When the transmit queue is full, the application is blocked until a transmit descriptor becomes available.
Receiving a packet
The SMT32 Ethernet driver has a receive queue which is a second protected object, separate from the transmit queue. The receive queue is used by the Ethernet hardware to control the Ethernet receive ring and by the application to pick received packets. Each receive descriptor is assigned a packet buffer that is owned by default to the DMA. When a packet is available and the application calls the Wait_Packet operation, the packet buffer ownership is transferred to the application to avoid any memory copy. To avoid having a ring descriptor loosing its buffer, the application gives a new buffer that is used for the ring descriptor. This is why the application has first to allocate the buffer (1), call the Receive operation (2) to get back the packet in a new buffer and finally release the buffer when it has done with it (3).
Receive loop example
Below is an example of a task that loops to receive Ethernet packets and process them. This is the main receiver task used by the EtherScope monitoring tool.
The Ifnet driver initialization is done in the main EtherScope task. We must not use the driver before it is full initialized.

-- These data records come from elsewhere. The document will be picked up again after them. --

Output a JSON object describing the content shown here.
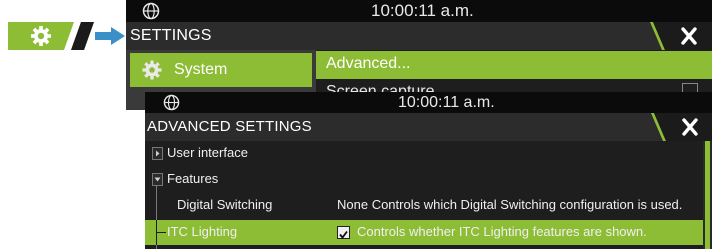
{
  "colors": {
    "accent": "#8dbc35",
    "window_bg": "#1b1b1b",
    "status_bar": "#0b0b0b",
    "title_bar": "#2c2c2c",
    "text": "#ffffff"
  },
  "shortcut": {
    "icon": "gear-icon"
  },
  "settings_window": {
    "status": {
      "icon": "globe-icon",
      "time": "10:00:11 a.m."
    },
    "title": "SETTINGS",
    "close_icon": "close-icon",
    "nav": {
      "selected": {
        "icon": "gear-icon",
        "label": "System"
      }
    },
    "content": {
      "rows": [
        {
          "label": "Advanced..."
        },
        {
          "label": "Screen capture"
        }
      ]
    }
  },
  "advanced_window": {
    "status": {
      "icon": "globe-icon",
      "time": "10:00:11 a.m."
    },
    "title": "ADVANCED SETTINGS",
    "close_icon": "close-icon",
    "tree": {
      "user_interface": {
        "label": "User interface",
        "expanded": false
      },
      "features": {
        "label": "Features",
        "expanded": true
      },
      "digital_switching": {
        "label": "Digital Switching",
        "value": "None Controls which Digital Switching configuration is used."
      },
      "itc_lighting": {
        "label": "ITC Lighting",
        "checked": true,
        "description": "Controls whether ITC Lighting features are shown."
      }
    }
  }
}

This is why the task starts to loop for the Ifnet driver to be ready.
task body Controller is use type Ada.Real_Time.Time; Packet : Net.Buffers.Buffer_Type; begin while not Ifnet.Is_Ready loop delay until Ada.Real_Time.Clock + Ada.Real_Time.Seconds (1); end loop; Net.Buffers.Allocate (Packet); loop Ifnet.Receive (Packet); EtherScope.Analyzer.Base.Analyze (Packet); end loop; end Controller;
Then, we allocate a packet buffer and enter in the main loop to continuously receive a packet and do some processing. The careful reader will note that there is no buffer release. We don't need that because the Receive driver operation will pick our buffer for its ring and it will give us a buffer that holds the received packet. We will give him back that buffer at the next loop. In this application, the number of buffers needed by the buffer pool is the size of the Ethernet Rx ring plus one.
The complete source is available in etherscope-receiver.adb.
Using this design and implementation, the EtherScope application has shown that it can sustain more than 95Mb of traffic for analysis. Quite nice for 216 Mhz ARM Cortex-M7!